I'm not one to keep a diary, though I've tried many times throughout my life. I usually lost interest or didn't take the time to write. An astronomy journal can be different. It can be in a form of a list with dates and findings. Or in paragraph form with stories and emotions felt with a particular discovery. It doesn't take much time to jot down a few thoughts about one night and it really opens your mind to the effects of stargazing for yourself and others. Whatever form you choose to write, just write. The journal itself can be a notebook or one of those blank books you can buy in a book store. If you type faster, how about starting a journal on your computer? Just remember to back-up that file. You don't want to lose these treasured writings. The enjoyment you'll feel when reading your accomplishments years later is worth the effort. And it's never too late to start a journal. Maybe you have a better memory than me and can write about some nights that made an impression on you years ago. Just write and remember.

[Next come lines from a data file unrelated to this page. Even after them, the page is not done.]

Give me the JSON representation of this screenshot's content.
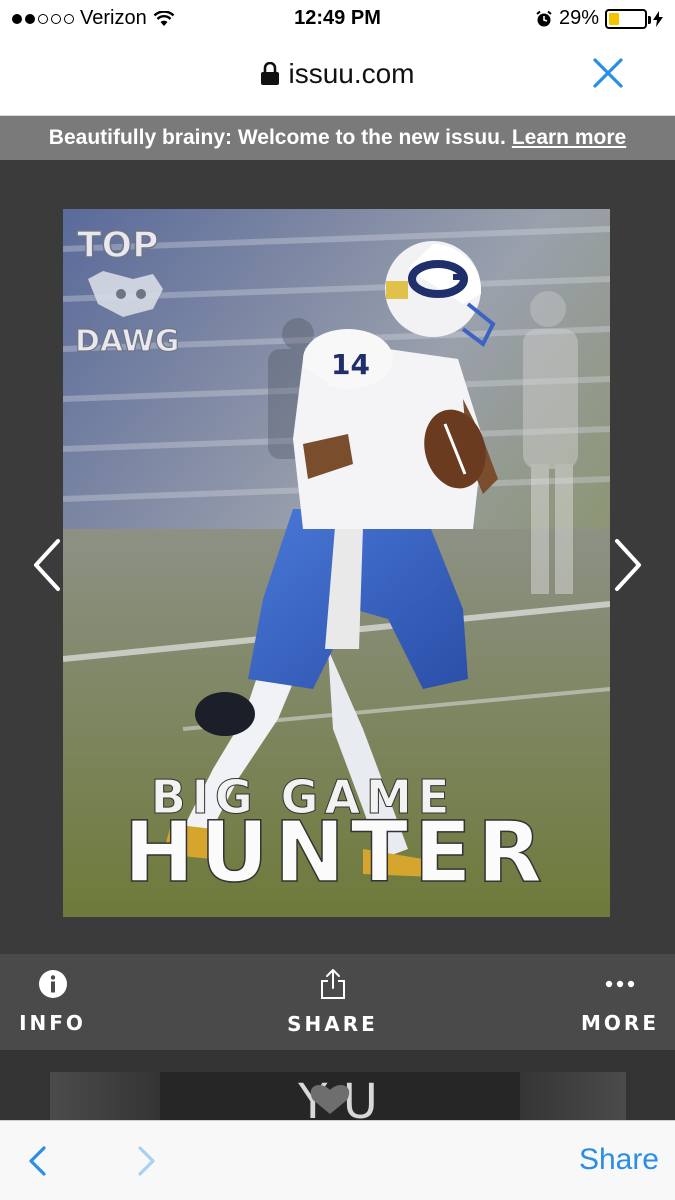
{
  "status": {
    "carrier": "Verizon",
    "time": "12:49 PM",
    "battery": "29%",
    "battery_level": 0.29,
    "battery_color": "#f5c400"
  },
  "browser": {
    "domain": "issuu.com",
    "accent": "#2a8ee6"
  },
  "banner": {
    "text": "Beautifully brainy: Welcome to the new issuu.",
    "link": "Learn more"
  },
  "cover": {
    "logo_top": "TOP",
    "logo_bottom": "DAWG",
    "headline_small": "BIG GAME",
    "headline_large": "HUNTER",
    "jersey_number": "14"
  },
  "actions": [
    {
      "label": "INFO",
      "icon": "info-icon"
    },
    {
      "label": "SHARE",
      "icon": "share-icon"
    },
    {
      "label": "MORE",
      "icon": "more-dots-icon"
    }
  ],
  "next_page": {
    "text": "Y  U"
  },
  "toolbar": {
    "share_label": "Share"
  }
}
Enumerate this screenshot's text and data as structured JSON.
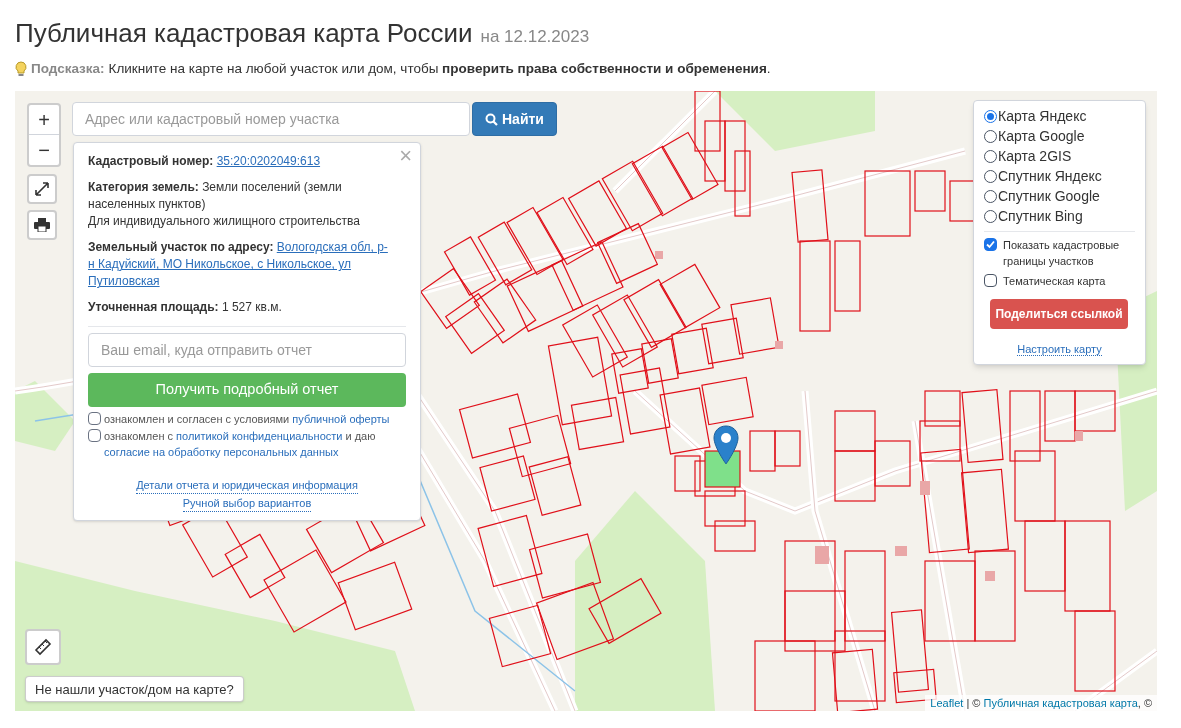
{
  "header": {
    "title": "Публичная кадастровая карта России",
    "date": "на 12.12.2023"
  },
  "hint": {
    "label": "Подсказка:",
    "text": "Кликните на карте на любой участок или дом, чтобы **проверить права собственности и обременения**."
  },
  "search": {
    "placeholder": "Адрес или кадастровый номер участка",
    "button": "Найти"
  },
  "zoom_controls": [
    "+",
    "−"
  ],
  "popup": {
    "close": "×",
    "fields": [
      {
        "label": "Кадастровый номер:",
        "value": "35:20:0202049:613",
        "kind": "link"
      },
      {
        "label": "Категория земель:",
        "value": "Земли поселений (земли населенных пунктов)",
        "note": "Для индивидуального жилищного строительства",
        "kind": "text"
      },
      {
        "label": "Земельный участок по адресу:",
        "value": "Вологодская обл, р-н Кадуйский, МО Никольское, с Никольское, ул Путиловская",
        "kind": "link"
      },
      {
        "label": "Уточненная площадь:",
        "value": "1 527 кв.м.",
        "kind": "text"
      }
    ],
    "email_placeholder": "Ваш email, куда отправить отчет",
    "report_button": "Получить подробный отчет",
    "consents": [
      {
        "checked": false,
        "parts": [
          {
            "text": "ознакомлен и согласен с условиями ",
            "link": false
          },
          {
            "text": "публичной оферты",
            "link": true
          }
        ]
      },
      {
        "checked": false,
        "parts": [
          {
            "text": "ознакомлен с ",
            "link": false
          },
          {
            "text": "политикой конфиденциальности",
            "link": true
          },
          {
            "text": " и даю ",
            "link": false
          },
          {
            "text": "согласие на обработку персональных данных",
            "link": true
          }
        ]
      }
    ],
    "links": [
      "Детали отчета и юридическая информация",
      "Ручной выбор вариантов"
    ]
  },
  "layers": {
    "base_maps": [
      {
        "label": "Карта Яндекс",
        "selected": true
      },
      {
        "label": "Карта Google",
        "selected": false
      },
      {
        "label": "Карта 2GIS",
        "selected": false
      },
      {
        "label": "Спутник Яндекс",
        "selected": false
      },
      {
        "label": "Спутник Google",
        "selected": false
      },
      {
        "label": "Спутник Bing",
        "selected": false
      }
    ],
    "overlays": [
      {
        "label": "Показать кадастровые границы участков",
        "checked": true
      },
      {
        "label": "Тематическая карта",
        "checked": false
      }
    ],
    "share_button": "Поделиться ссылкой",
    "settings_link": "Настроить карту"
  },
  "not_found_button": "Не нашли участок/дом на карте?",
  "attribution": {
    "parts": [
      {
        "text": "Leaflet",
        "link": true
      },
      {
        "text": " | © ",
        "link": false
      },
      {
        "text": "Публичная кадастровая карта",
        "link": true
      },
      {
        "text": ", ©",
        "link": false
      }
    ]
  }
}
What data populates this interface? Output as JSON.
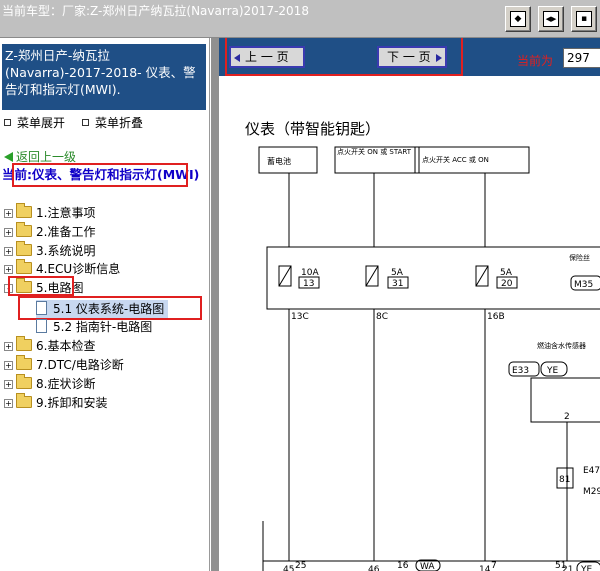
{
  "topbar": {
    "title": "当前车型：厂家:Z-郑州日产纳瓦拉(Navarra)2017-2018",
    "buttons": [
      {
        "icon": "fit-page-icon",
        "glyph": "◆"
      },
      {
        "icon": "double-arrow-icon",
        "glyph": "◀▶"
      },
      {
        "icon": "expand-icon",
        "glyph": "▪"
      }
    ]
  },
  "sidebar": {
    "header": "Z-郑州日产-纳瓦拉(Navarra)-2017-2018- 仪表、警告灯和指示灯(MWI).",
    "expand_label": "菜单展开",
    "collapse_label": "菜单折叠",
    "back_label": "返回上一级",
    "current_label": "当前:仪表、警告灯和指示灯(MWI)",
    "tree": [
      {
        "label": "1.注意事项"
      },
      {
        "label": "2.准备工作"
      },
      {
        "label": "3.系统说明"
      },
      {
        "label": "4.ECU诊断信息"
      },
      {
        "label": "5.电路图"
      },
      {
        "label": "5.1 仪表系统-电路图"
      },
      {
        "label": "5.2 指南针-电路图"
      },
      {
        "label": "6.基本检查"
      },
      {
        "label": "7.DTC/电路诊断"
      },
      {
        "label": "8.症状诊断"
      },
      {
        "label": "9.拆卸和安装"
      }
    ]
  },
  "nav": {
    "prev_label": "上 一 页",
    "next_label": "下 一 页",
    "current_page_label": "当前为",
    "current_page_value": "297"
  },
  "diagram": {
    "title": "仪表（带智能钥匙）",
    "boxes": {
      "battery": "蓄电池",
      "ign_on": "点火开关 ON 或 START",
      "acc_on": "点火开关 ACC 或 ON"
    },
    "fuse_block_label": "保险丝",
    "fuse_block_connector": "M35",
    "fuses": [
      {
        "amp": "10A",
        "num": "13",
        "pin": "13C"
      },
      {
        "amp": "5A",
        "num": "31",
        "pin": "8C"
      },
      {
        "amp": "5A",
        "num": "20",
        "pin": "16B"
      }
    ],
    "module_label": "燃油含水传感器",
    "module_connector": "E33",
    "module_color": "YE",
    "module_pin": "2",
    "joint_num": "81",
    "side_connectors": [
      "E47",
      "M29"
    ],
    "bottom_pins": [
      "45",
      "46",
      "14",
      "21"
    ],
    "bottom_pin_color": "YE",
    "lower_labels": [
      "25",
      "16",
      "WA",
      "7",
      "51"
    ]
  }
}
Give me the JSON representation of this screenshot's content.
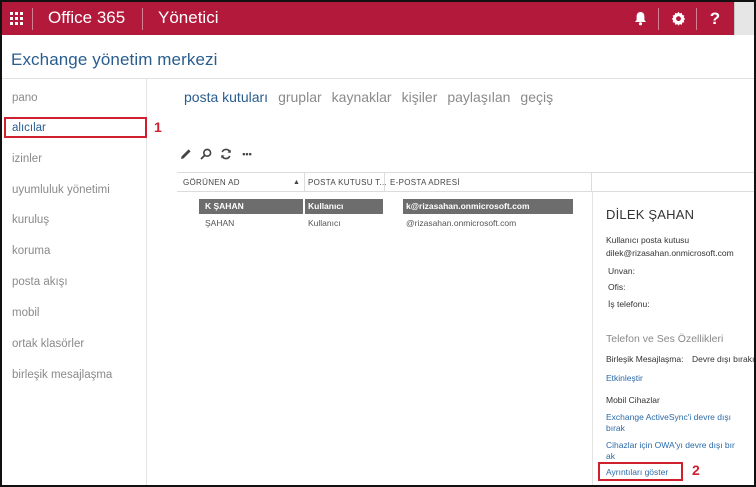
{
  "topbar": {
    "app_title": "Office 365",
    "section_title": "Yönetici",
    "icons": [
      "waffle-icon",
      "bell-icon",
      "gear-icon",
      "help-icon"
    ],
    "help_label": "?",
    "color": "#b3193b"
  },
  "page": {
    "title": "Exchange yönetim merkezi"
  },
  "nav": {
    "items": [
      "pano",
      "alıcılar",
      "izinler",
      "uyumluluk yönetimi",
      "kuruluş",
      "koruma",
      "posta akışı",
      "mobil",
      "ortak klasörler",
      "birleşik mesajlaşma"
    ],
    "active": "alıcılar"
  },
  "callouts": {
    "one": "1",
    "two": "2",
    "color": "#d0202e"
  },
  "tabs": {
    "items": [
      "posta kutuları",
      "gruplar",
      "kaynaklar",
      "kişiler",
      "paylaşılan",
      "geçiş"
    ],
    "active": "posta kutuları"
  },
  "toolbar": {
    "icons": [
      "edit-icon",
      "search-icon",
      "refresh-icon",
      "more-icon"
    ],
    "more_label": "•••"
  },
  "table": {
    "headers": [
      "GÖRÜNEN AD",
      "POSTA KUTUSU T...",
      "E-POSTA ADRESİ"
    ],
    "rows": [
      {
        "name": "K ŞAHAN",
        "type": "Kullanıcı",
        "email": "k@rizasahan.onmicrosoft.com",
        "selected": true
      },
      {
        "name": "ŞAHAN",
        "type": "Kullanıcı",
        "email": "@rizasahan.onmicrosoft.com",
        "selected": false
      }
    ]
  },
  "details": {
    "name": "DİLEK ŞAHAN",
    "mailbox_type": "Kullanıcı posta kutusu",
    "email": "dilek@rizasahan.onmicrosoft.com",
    "title_label": "Unvan:",
    "office_label": "Ofis:",
    "phone_label": "İş telefonu:",
    "phone_section": "Telefon ve Ses Özellikleri",
    "um_label": "Birleşik Mesajlaşma:",
    "um_value": "Devre dışı bırakı",
    "enable_link": "Etkinleştir",
    "mobile_section": "Mobil Cihazlar",
    "eas_link": "Exchange ActiveSync'i devre dışı bırak",
    "owa_link": "Cihazlar için OWA'yı devre dışı bır ak",
    "show_details": "Ayrıntıları göster"
  }
}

*Discovery Online is having a star party and Astronomy magazine is one of the sponsors. Outside of Albuquerque, New Mexico many amateur astronomers have gathered for this party. It started June 25 and will continue for 2 weeks. You can search the summer sky, visit their excellent night gallery and enter a photo contest. Professional astronomer Dr. Sten Odenwald will have live Q&A seminars until July 9th. Log on at: www.discovery.com/stories/science/starparty/starparty.html. Don't forget to check out the past days adventures.
Mythology of the Night Sky - Cygnus
Swimming through the river of summer stars is the constellation Cygnus, the swan. The French call the constellation Cygne; the Germans call it Schwan. Perhaps because of the shape of this constellation, many ancient stargazers also saw some kind of bird. Some Greeks called it simply "Bird", while some called it a hen. The Arabians called it The Flying Eagle.
The Romans were the ones to name this constellation Cygnus after the son of Mars. The original naming of this constellation as a bird goes all the way back to the ancient civilization along the Euphrates River, for stone tablets have been dug up that actually show a stellar bird of some kind. It is believed this bird may have been the original of the Arab's Rukh, the Roc, that Sinbad the Sailor knew.
The early Christians (who felt it necessary to rename every single constellation) called it the Cross of Calvary. While the Christian names for all the other constellations are no longer in use, this one survived to the present day. We now refer to Cygnus as the Northern Cross.
If you're getting bored observing the same old deep sky objects, here is a challenge for you. There are 197 stars in Cygnus, as well as NGC 6960 (known in plain English as The Lace-Work Nebula). Of these stars, at least 100 are doubles, triples, or multiples.